[Records from a collection]
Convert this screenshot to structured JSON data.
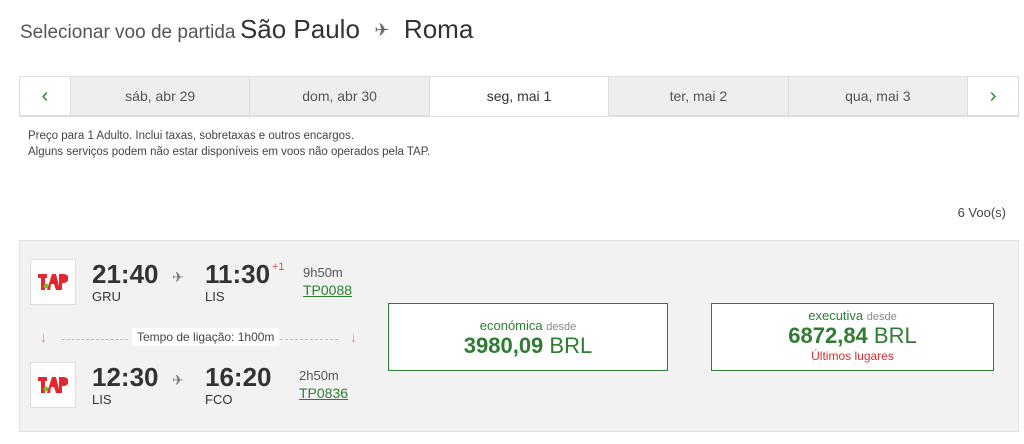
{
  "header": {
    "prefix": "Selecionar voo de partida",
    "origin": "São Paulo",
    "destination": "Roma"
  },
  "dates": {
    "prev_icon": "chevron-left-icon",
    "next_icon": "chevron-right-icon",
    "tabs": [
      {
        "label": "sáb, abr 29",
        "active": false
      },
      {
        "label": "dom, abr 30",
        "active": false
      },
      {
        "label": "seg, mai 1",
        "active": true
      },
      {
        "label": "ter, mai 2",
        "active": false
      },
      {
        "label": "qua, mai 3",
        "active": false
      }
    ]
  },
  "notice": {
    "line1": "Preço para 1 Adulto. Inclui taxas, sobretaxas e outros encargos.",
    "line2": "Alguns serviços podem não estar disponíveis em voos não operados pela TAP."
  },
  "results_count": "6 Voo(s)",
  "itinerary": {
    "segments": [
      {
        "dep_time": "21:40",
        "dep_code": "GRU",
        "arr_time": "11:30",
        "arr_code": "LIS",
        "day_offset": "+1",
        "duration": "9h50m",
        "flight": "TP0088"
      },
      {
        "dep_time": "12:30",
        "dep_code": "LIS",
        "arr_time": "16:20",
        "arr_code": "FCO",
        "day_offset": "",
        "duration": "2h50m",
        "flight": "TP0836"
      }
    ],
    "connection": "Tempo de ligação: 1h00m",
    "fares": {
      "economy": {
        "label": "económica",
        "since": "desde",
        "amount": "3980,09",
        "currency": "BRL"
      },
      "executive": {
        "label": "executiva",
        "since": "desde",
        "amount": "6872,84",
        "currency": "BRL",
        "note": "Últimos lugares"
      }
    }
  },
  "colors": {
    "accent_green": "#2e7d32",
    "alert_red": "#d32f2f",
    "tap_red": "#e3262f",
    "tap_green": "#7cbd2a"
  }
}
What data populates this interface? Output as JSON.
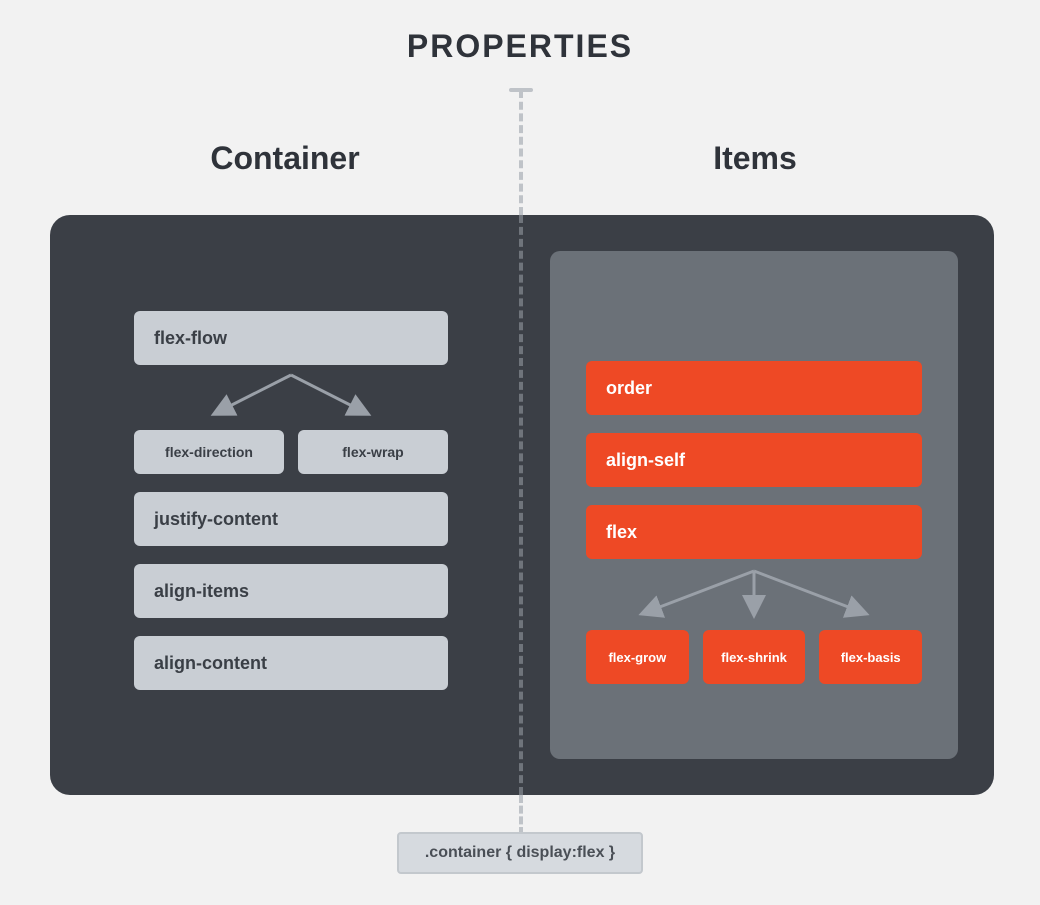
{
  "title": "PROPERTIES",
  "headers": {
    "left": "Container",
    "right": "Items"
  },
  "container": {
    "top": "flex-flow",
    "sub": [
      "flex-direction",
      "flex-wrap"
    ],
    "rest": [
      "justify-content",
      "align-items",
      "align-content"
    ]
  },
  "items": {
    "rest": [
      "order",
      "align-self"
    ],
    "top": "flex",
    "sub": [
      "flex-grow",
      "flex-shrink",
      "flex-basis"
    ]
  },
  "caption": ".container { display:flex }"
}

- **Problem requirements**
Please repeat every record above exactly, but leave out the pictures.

- **Answer area**
Convert this screenshot to structured JSON data.
{
  "header": {
    "prefix": "Selecionar voo de partida",
    "origin": "São Paulo",
    "destination": "Roma"
  },
  "dates": {
    "prev_icon": "chevron-left-icon",
    "next_icon": "chevron-right-icon",
    "tabs": [
      {
        "label": "sáb, abr 29",
        "active": false
      },
      {
        "label": "dom, abr 30",
        "active": false
      },
      {
        "label": "seg, mai 1",
        "active": true
      },
      {
        "label": "ter, mai 2",
        "active": false
      },
      {
        "label": "qua, mai 3",
        "active": false
      }
    ]
  },
  "notice": {
    "line1": "Preço para 1 Adulto. Inclui taxas, sobretaxas e outros encargos.",
    "line2": "Alguns serviços podem não estar disponíveis em voos não operados pela TAP."
  },
  "results_count": "6 Voo(s)",
  "itinerary": {
    "segments": [
      {
        "dep_time": "21:40",
        "dep_code": "GRU",
        "arr_time": "11:30",
        "arr_code": "LIS",
        "day_offset": "+1",
        "duration": "9h50m",
        "flight": "TP0088"
      },
      {
        "dep_time": "12:30",
        "dep_code": "LIS",
        "arr_time": "16:20",
        "arr_code": "FCO",
        "day_offset": "",
        "duration": "2h50m",
        "flight": "TP0836"
      }
    ],
    "connection": "Tempo de ligação: 1h00m",
    "fares": {
      "economy": {
        "label": "económica",
        "since": "desde",
        "amount": "3980,09",
        "currency": "BRL"
      },
      "executive": {
        "label": "executiva",
        "since": "desde",
        "amount": "6872,84",
        "currency": "BRL",
        "note": "Últimos lugares"
      }
    }
  },
  "colors": {
    "accent_green": "#2e7d32",
    "alert_red": "#d32f2f",
    "tap_red": "#e3262f",
    "tap_green": "#7cbd2a"
  }
}
What data populates this interface? Output as JSON.
{
  "title": "PROPERTIES",
  "headers": {
    "left": "Container",
    "right": "Items"
  },
  "container": {
    "top": "flex-flow",
    "sub": [
      "flex-direction",
      "flex-wrap"
    ],
    "rest": [
      "justify-content",
      "align-items",
      "align-content"
    ]
  },
  "items": {
    "rest": [
      "order",
      "align-self"
    ],
    "top": "flex",
    "sub": [
      "flex-grow",
      "flex-shrink",
      "flex-basis"
    ]
  },
  "caption": ".container { display:flex }"
}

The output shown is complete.